Caleb Porter believes the two-leg playoff series between his Portland Timbers and the Seattle Sounders has a chance to be epic.
Certainly, there is plenty of passion behind a rivalry that dates to 1975. Timber fans know that if they beat the Sounders, Portland will have as many MLS playoff victories in one try as Seattle has in five. Sounders supporters would like nothing better than to pour water on the Timbers 2013 turnaround.
The first game of the two-match set is at 7 p.m. today at CenturyLink Field. Portland, thanks to a better regular season record, has the home field on Thursday for the second, and presumably decisive, match.
But who has the edge?
In 10 two-leg playoff series since MLS returned to the format in 2011, the team that hosted the first leg has won six times. So far the second leg at home hasn’t added up to success.
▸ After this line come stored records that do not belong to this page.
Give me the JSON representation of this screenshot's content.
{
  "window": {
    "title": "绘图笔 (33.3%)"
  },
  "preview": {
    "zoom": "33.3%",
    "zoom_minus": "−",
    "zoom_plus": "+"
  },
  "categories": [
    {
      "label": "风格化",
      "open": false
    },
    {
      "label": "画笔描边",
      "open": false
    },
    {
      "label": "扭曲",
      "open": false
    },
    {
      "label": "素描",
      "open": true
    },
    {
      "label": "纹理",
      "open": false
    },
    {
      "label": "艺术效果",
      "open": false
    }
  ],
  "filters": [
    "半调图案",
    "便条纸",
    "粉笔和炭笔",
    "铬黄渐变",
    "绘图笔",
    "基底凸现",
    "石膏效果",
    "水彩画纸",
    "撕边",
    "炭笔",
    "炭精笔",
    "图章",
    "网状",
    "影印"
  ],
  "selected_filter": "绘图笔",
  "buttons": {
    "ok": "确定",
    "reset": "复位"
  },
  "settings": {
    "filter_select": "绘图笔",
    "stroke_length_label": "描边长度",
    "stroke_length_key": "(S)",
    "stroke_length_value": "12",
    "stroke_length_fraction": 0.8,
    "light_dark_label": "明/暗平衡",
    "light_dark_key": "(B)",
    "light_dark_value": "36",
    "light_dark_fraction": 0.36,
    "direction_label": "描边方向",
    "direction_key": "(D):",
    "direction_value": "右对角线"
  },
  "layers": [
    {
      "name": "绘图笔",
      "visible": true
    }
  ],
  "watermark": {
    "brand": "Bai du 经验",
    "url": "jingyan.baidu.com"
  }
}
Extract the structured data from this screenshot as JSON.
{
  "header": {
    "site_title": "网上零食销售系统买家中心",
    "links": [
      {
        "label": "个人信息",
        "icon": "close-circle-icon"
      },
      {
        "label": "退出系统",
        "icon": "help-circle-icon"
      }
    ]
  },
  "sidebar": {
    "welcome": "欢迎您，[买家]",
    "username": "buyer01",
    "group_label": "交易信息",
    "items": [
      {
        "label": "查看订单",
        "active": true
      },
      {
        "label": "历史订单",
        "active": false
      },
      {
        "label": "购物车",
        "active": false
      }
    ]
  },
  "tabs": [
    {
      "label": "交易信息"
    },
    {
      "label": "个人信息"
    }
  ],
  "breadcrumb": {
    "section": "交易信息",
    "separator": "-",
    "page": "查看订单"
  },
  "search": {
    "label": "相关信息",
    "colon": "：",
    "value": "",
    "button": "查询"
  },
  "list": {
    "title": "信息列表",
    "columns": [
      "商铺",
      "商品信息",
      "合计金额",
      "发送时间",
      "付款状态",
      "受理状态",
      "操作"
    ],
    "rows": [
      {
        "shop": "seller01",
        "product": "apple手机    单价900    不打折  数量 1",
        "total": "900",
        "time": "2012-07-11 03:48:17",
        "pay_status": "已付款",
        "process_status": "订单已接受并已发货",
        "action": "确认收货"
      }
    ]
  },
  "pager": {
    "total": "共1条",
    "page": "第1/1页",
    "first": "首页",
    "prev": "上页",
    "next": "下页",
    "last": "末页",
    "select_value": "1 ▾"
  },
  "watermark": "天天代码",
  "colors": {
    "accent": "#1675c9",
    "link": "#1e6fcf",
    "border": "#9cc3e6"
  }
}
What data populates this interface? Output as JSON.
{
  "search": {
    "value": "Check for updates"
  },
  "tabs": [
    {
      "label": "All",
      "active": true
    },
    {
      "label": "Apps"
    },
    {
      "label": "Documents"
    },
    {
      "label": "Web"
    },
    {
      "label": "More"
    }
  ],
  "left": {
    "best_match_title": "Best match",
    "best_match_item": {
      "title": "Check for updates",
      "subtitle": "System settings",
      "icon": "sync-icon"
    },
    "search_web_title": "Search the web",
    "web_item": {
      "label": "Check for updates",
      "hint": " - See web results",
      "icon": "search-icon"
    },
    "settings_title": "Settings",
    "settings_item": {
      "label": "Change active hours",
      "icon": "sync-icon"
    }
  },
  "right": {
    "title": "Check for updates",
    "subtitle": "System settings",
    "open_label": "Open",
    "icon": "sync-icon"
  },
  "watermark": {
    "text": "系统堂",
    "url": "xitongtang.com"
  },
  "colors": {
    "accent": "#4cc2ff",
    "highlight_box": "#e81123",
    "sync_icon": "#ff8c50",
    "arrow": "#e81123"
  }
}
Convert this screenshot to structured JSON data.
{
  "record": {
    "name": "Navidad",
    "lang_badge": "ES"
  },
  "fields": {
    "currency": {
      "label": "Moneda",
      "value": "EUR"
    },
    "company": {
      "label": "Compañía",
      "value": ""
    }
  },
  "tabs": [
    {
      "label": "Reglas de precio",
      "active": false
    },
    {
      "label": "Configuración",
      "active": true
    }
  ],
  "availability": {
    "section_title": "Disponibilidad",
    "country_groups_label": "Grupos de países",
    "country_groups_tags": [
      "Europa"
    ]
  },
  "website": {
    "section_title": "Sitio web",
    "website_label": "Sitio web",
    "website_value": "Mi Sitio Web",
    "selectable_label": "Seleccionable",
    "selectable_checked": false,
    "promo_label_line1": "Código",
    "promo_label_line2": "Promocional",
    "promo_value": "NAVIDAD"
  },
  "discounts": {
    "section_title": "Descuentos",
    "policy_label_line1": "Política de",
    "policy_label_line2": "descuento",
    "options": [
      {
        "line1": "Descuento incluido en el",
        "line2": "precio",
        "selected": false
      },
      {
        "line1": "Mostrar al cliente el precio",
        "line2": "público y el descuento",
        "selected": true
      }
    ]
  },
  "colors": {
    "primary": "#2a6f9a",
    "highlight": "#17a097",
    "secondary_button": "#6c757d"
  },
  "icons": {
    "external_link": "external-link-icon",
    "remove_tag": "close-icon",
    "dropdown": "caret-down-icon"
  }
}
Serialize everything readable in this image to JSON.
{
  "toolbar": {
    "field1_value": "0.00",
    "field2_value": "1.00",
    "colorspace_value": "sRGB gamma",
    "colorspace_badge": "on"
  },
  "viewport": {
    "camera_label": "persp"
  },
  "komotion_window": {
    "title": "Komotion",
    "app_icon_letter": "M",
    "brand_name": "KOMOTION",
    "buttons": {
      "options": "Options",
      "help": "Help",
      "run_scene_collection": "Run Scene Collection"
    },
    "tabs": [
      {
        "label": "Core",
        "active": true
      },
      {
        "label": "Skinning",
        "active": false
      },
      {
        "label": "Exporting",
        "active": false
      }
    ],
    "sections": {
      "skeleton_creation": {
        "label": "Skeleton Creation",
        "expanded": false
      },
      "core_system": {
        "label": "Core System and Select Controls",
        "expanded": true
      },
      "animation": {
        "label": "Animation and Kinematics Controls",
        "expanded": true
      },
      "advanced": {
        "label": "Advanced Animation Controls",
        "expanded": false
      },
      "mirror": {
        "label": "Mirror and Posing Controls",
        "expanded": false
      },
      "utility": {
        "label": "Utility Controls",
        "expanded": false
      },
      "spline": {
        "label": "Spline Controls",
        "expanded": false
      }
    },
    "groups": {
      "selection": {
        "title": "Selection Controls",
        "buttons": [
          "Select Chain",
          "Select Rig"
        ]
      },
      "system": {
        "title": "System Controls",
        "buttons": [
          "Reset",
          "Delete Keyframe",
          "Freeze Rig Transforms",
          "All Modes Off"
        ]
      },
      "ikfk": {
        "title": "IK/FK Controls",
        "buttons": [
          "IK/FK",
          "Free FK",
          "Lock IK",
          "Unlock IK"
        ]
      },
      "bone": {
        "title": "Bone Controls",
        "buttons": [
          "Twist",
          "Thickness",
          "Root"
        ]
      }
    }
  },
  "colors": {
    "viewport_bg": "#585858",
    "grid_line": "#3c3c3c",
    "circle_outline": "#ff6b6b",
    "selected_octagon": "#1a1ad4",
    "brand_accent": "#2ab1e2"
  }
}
Seattle knows this well. The Sounders have been eliminated the past two seasons by a lower-seeded team that won big in the first leg.
Sounders coach Sigi Schmid said this week that he isn’t sure the order of the two matches matters.
“You’re going to play one game at home and you’re going to play one game away. You need to win your home game and get a result (draw) away,” Schmid said.
All things being equal — and all goals are equal in MLS playoffs; away goals do not provide a tie-breaking edge — having the second game at home can be helpful if the teams are tied on total goals through two matches and have to play a 30-minute tiebreaker at the end of Game 2.
But in recent seasons, a good start has meant more than a strong second game in determining which team advances.
Porter said the Timbers will use the same formula that carried the Timbers to the top of the Western Conference in the regular season.
“Obviously, we will be smart in how we organize the group personnel wise, game plan wise,” Porter said. “But we’re not going to change what we’ve been doing. Just play for three points, which is what we’ve done all season long. Which is why we’ve scored so many goals on the road.”
Portland will be the more rested team on Saturday. The Timbers haven’t played since last Saturday’s 5-0 win at Chivas USA. Since then, Seattle played Los Angeles to a 1-1 draw and on Wednesday defeated Colorado in a knockout match for the opportunity to face Portland.
“Playing three games in seven days, it’s a mind over matter thing,” Schmid said. “Sometimes you get into a playing rhythm and the guys feel comfortable with that. They’d rather play than train anyway.”
Schmid added that in past seasons his team has sometimes played its best soccer during busy stretches in the schedule.
“When we were on a three-game rhythm, sometimes we played some of our best soccer. Hopefully that will hold true this time as well.”
Tired or not, the Sounders are probably in a better place than they’ve been for a while. For one thing, Wednesday’s win ended a string of seven matches without a victory for Seattle, a stretch that included four losses in a row.
“They just got a win,” Porter said, “so they’ll probably relax a little bit and have a bit more confidence than they’ve had in the last several games.”